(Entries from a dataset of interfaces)
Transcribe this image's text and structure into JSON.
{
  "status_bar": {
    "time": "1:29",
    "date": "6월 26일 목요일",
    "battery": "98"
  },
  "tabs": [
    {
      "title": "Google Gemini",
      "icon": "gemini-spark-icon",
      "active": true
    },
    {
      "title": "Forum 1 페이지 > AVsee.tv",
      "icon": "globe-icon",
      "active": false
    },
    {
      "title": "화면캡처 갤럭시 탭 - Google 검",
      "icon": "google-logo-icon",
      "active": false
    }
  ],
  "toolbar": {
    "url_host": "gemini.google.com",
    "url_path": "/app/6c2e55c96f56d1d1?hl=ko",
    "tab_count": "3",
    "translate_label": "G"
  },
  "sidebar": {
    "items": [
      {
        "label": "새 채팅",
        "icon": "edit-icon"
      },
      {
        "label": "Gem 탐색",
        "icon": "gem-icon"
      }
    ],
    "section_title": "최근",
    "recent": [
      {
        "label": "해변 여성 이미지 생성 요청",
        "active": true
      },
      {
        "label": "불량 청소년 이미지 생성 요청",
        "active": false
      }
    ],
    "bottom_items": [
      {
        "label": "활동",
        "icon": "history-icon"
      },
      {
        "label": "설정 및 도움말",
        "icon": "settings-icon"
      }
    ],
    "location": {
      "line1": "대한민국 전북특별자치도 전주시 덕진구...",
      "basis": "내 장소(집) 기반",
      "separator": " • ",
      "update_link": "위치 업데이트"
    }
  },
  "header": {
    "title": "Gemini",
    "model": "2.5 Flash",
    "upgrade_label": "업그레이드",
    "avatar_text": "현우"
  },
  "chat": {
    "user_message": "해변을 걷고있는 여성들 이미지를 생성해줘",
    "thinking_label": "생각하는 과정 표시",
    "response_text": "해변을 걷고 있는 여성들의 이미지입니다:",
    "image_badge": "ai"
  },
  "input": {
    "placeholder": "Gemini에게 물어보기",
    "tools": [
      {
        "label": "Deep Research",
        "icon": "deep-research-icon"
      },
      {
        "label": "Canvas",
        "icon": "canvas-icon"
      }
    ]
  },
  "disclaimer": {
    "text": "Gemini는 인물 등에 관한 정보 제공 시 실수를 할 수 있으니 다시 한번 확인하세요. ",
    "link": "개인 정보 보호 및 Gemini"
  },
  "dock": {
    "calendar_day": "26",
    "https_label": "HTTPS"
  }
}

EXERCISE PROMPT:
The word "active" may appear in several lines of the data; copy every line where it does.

SOLUTION TO THIS EXERCISE:
      "active": true
      "active": false
      "active": false
        "active": true
        "active": false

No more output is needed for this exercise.